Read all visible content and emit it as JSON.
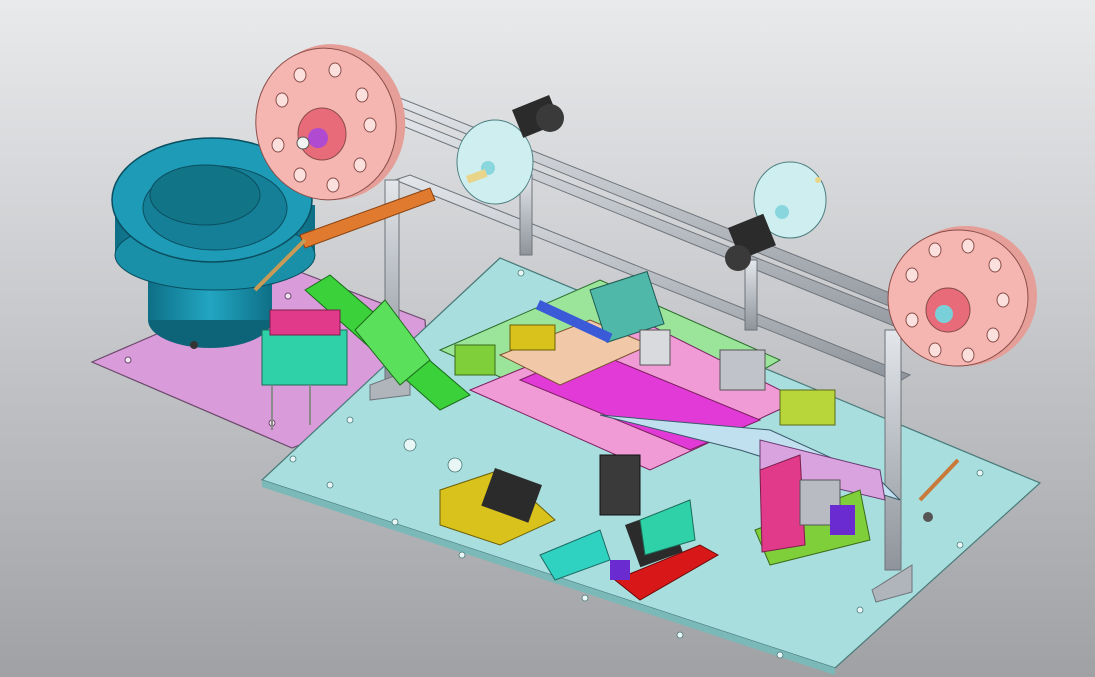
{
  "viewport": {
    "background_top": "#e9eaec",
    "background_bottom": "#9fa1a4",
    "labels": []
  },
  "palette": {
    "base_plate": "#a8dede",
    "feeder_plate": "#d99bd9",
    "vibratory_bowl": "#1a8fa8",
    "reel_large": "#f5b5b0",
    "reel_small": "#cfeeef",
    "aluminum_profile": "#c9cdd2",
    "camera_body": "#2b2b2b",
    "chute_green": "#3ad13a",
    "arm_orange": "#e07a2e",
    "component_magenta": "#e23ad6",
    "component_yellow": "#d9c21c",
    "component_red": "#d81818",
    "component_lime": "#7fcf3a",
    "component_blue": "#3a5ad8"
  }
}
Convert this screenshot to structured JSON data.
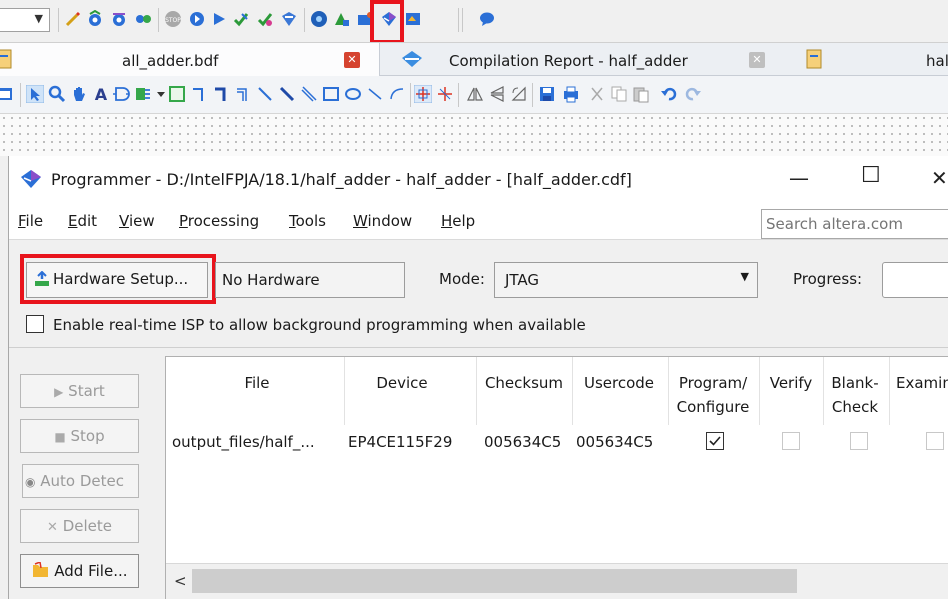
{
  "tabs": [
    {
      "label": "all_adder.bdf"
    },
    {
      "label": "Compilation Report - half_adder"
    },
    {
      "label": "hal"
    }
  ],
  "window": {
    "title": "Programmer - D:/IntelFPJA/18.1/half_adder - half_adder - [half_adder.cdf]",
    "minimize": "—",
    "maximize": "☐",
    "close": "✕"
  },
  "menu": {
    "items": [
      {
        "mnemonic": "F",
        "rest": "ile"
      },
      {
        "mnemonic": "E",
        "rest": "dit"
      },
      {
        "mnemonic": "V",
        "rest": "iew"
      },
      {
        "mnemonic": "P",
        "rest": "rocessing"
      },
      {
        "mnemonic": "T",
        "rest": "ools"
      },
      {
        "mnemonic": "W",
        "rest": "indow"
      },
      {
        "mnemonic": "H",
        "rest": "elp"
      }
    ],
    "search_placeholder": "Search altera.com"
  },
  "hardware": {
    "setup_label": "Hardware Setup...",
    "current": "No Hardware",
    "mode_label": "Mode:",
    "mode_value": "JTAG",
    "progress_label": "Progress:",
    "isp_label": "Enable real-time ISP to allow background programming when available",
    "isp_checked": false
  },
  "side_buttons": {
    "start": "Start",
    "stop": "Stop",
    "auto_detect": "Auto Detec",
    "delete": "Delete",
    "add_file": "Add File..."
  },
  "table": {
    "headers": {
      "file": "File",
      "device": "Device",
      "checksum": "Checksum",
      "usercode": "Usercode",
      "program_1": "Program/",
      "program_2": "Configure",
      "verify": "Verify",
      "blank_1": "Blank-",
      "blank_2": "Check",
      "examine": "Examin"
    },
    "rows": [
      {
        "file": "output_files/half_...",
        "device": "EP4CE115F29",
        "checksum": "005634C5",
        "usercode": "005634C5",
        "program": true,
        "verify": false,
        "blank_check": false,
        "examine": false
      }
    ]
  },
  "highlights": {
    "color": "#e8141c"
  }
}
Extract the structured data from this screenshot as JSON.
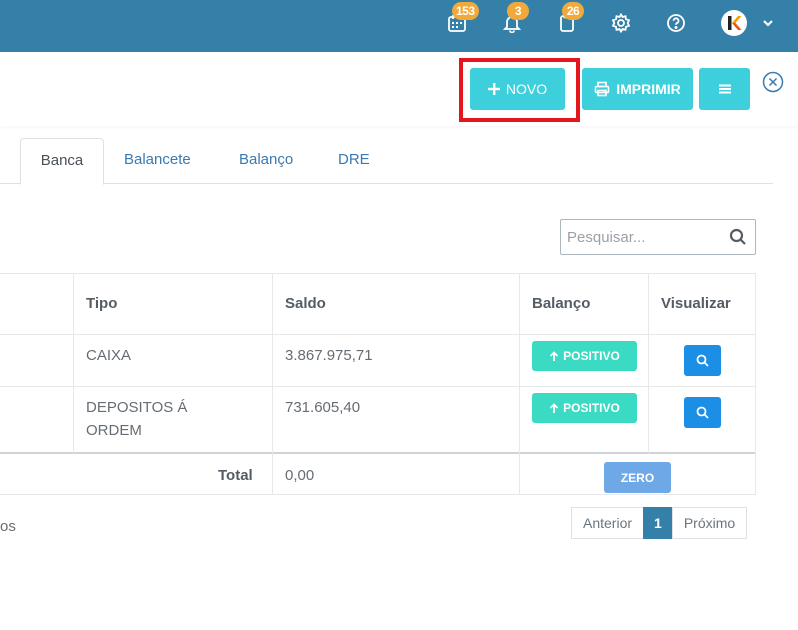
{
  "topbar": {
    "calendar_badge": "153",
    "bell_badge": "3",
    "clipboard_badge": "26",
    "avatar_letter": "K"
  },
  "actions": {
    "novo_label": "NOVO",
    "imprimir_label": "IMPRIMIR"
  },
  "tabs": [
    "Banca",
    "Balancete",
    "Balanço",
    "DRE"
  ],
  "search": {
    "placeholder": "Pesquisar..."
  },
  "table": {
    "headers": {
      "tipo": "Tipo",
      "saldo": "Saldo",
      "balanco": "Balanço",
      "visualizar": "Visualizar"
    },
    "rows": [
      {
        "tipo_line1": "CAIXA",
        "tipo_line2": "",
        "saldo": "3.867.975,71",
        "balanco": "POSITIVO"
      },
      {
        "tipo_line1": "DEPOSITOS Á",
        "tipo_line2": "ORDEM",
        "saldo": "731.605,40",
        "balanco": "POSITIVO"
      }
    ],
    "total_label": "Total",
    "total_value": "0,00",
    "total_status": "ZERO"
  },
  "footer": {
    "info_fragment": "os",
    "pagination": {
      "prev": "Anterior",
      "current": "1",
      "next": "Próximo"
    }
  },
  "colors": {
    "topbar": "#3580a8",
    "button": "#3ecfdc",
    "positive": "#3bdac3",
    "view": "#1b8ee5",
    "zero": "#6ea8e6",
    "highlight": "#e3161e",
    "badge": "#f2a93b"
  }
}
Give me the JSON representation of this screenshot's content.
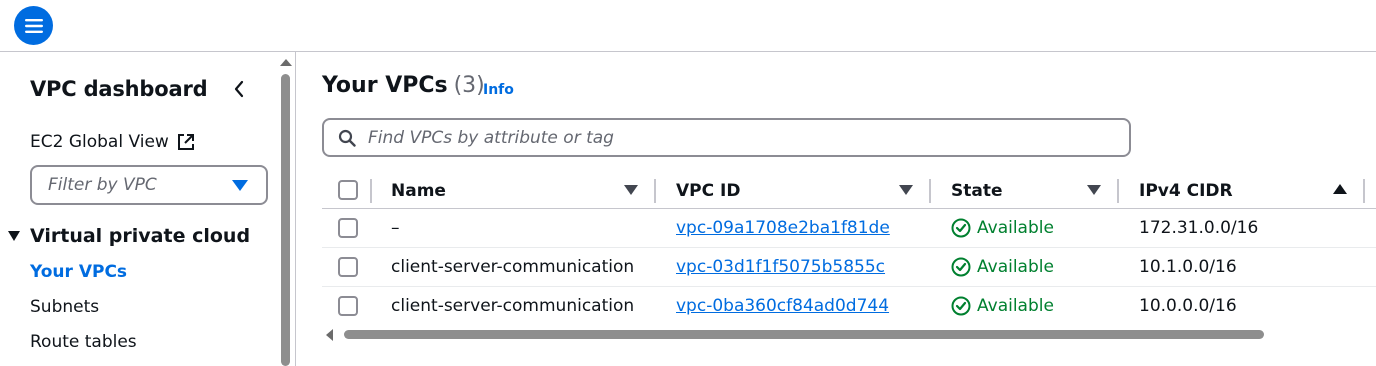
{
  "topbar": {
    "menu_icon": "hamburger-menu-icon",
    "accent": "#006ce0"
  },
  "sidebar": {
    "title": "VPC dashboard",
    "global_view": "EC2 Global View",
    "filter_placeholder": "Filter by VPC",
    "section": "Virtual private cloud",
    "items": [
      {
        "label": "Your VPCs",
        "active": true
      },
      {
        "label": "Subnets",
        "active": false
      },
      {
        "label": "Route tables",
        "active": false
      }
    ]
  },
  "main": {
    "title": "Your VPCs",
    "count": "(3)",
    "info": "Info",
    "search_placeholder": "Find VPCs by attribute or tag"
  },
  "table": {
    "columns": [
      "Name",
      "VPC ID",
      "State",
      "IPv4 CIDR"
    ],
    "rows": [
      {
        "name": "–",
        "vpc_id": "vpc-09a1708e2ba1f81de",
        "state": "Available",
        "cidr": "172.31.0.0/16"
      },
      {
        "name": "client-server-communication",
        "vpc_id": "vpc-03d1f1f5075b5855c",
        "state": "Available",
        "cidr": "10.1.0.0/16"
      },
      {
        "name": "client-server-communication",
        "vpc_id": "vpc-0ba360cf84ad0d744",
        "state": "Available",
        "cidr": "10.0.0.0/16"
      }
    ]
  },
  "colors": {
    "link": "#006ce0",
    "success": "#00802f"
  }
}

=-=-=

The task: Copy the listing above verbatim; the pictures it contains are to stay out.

Solution for this task:
Read all visible content and emit it as JSON.
{
  "viewport": {
    "background_top": "#e9eaec",
    "background_bottom": "#9fa1a4",
    "labels": []
  },
  "palette": {
    "base_plate": "#a8dede",
    "feeder_plate": "#d99bd9",
    "vibratory_bowl": "#1a8fa8",
    "reel_large": "#f5b5b0",
    "reel_small": "#cfeeef",
    "aluminum_profile": "#c9cdd2",
    "camera_body": "#2b2b2b",
    "chute_green": "#3ad13a",
    "arm_orange": "#e07a2e",
    "component_magenta": "#e23ad6",
    "component_yellow": "#d9c21c",
    "component_red": "#d81818",
    "component_lime": "#7fcf3a",
    "component_blue": "#3a5ad8"
  }
}
Convert this screenshot to structured JSON data.
{
  "tabs": [
    {
      "label": "all_adder.bdf"
    },
    {
      "label": "Compilation Report - half_adder"
    },
    {
      "label": "hal"
    }
  ],
  "window": {
    "title": "Programmer - D:/IntelFPJA/18.1/half_adder - half_adder - [half_adder.cdf]",
    "minimize": "—",
    "maximize": "☐",
    "close": "✕"
  },
  "menu": {
    "items": [
      {
        "mnemonic": "F",
        "rest": "ile"
      },
      {
        "mnemonic": "E",
        "rest": "dit"
      },
      {
        "mnemonic": "V",
        "rest": "iew"
      },
      {
        "mnemonic": "P",
        "rest": "rocessing"
      },
      {
        "mnemonic": "T",
        "rest": "ools"
      },
      {
        "mnemonic": "W",
        "rest": "indow"
      },
      {
        "mnemonic": "H",
        "rest": "elp"
      }
    ],
    "search_placeholder": "Search altera.com"
  },
  "hardware": {
    "setup_label": "Hardware Setup...",
    "current": "No Hardware",
    "mode_label": "Mode:",
    "mode_value": "JTAG",
    "progress_label": "Progress:",
    "isp_label": "Enable real-time ISP to allow background programming when available",
    "isp_checked": false
  },
  "side_buttons": {
    "start": "Start",
    "stop": "Stop",
    "auto_detect": "Auto Detec",
    "delete": "Delete",
    "add_file": "Add File..."
  },
  "table": {
    "headers": {
      "file": "File",
      "device": "Device",
      "checksum": "Checksum",
      "usercode": "Usercode",
      "program_1": "Program/",
      "program_2": "Configure",
      "verify": "Verify",
      "blank_1": "Blank-",
      "blank_2": "Check",
      "examine": "Examin"
    },
    "rows": [
      {
        "file": "output_files/half_...",
        "device": "EP4CE115F29",
        "checksum": "005634C5",
        "usercode": "005634C5",
        "program": true,
        "verify": false,
        "blank_check": false,
        "examine": false
      }
    ]
  },
  "highlights": {
    "color": "#e8141c"
  }
}
Extract the structured data from this screenshot as JSON.
{
  "topbar": {
    "calendar_badge": "153",
    "bell_badge": "3",
    "clipboard_badge": "26",
    "avatar_letter": "K"
  },
  "actions": {
    "novo_label": "NOVO",
    "imprimir_label": "IMPRIMIR"
  },
  "tabs": [
    "Banca",
    "Balancete",
    "Balanço",
    "DRE"
  ],
  "search": {
    "placeholder": "Pesquisar..."
  },
  "table": {
    "headers": {
      "tipo": "Tipo",
      "saldo": "Saldo",
      "balanco": "Balanço",
      "visualizar": "Visualizar"
    },
    "rows": [
      {
        "tipo_line1": "CAIXA",
        "tipo_line2": "",
        "saldo": "3.867.975,71",
        "balanco": "POSITIVO"
      },
      {
        "tipo_line1": "DEPOSITOS Á",
        "tipo_line2": "ORDEM",
        "saldo": "731.605,40",
        "balanco": "POSITIVO"
      }
    ],
    "total_label": "Total",
    "total_value": "0,00",
    "total_status": "ZERO"
  },
  "footer": {
    "info_fragment": "os",
    "pagination": {
      "prev": "Anterior",
      "current": "1",
      "next": "Próximo"
    }
  },
  "colors": {
    "topbar": "#3580a8",
    "button": "#3ecfdc",
    "positive": "#3bdac3",
    "view": "#1b8ee5",
    "zero": "#6ea8e6",
    "highlight": "#e3161e",
    "badge": "#f2a93b"
  }
}
Give me the JSON representation of this screenshot's content.
{
  "topbar": {
    "menu_icon": "hamburger-menu-icon",
    "accent": "#006ce0"
  },
  "sidebar": {
    "title": "VPC dashboard",
    "global_view": "EC2 Global View",
    "filter_placeholder": "Filter by VPC",
    "section": "Virtual private cloud",
    "items": [
      {
        "label": "Your VPCs",
        "active": true
      },
      {
        "label": "Subnets",
        "active": false
      },
      {
        "label": "Route tables",
        "active": false
      }
    ]
  },
  "main": {
    "title": "Your VPCs",
    "count": "(3)",
    "info": "Info",
    "search_placeholder": "Find VPCs by attribute or tag"
  },
  "table": {
    "columns": [
      "Name",
      "VPC ID",
      "State",
      "IPv4 CIDR"
    ],
    "rows": [
      {
        "name": "–",
        "vpc_id": "vpc-09a1708e2ba1f81de",
        "state": "Available",
        "cidr": "172.31.0.0/16"
      },
      {
        "name": "client-server-communication",
        "vpc_id": "vpc-03d1f1f5075b5855c",
        "state": "Available",
        "cidr": "10.1.0.0/16"
      },
      {
        "name": "client-server-communication",
        "vpc_id": "vpc-0ba360cf84ad0d744",
        "state": "Available",
        "cidr": "10.0.0.0/16"
      }
    ]
  },
  "colors": {
    "link": "#006ce0",
    "success": "#00802f"
  }
}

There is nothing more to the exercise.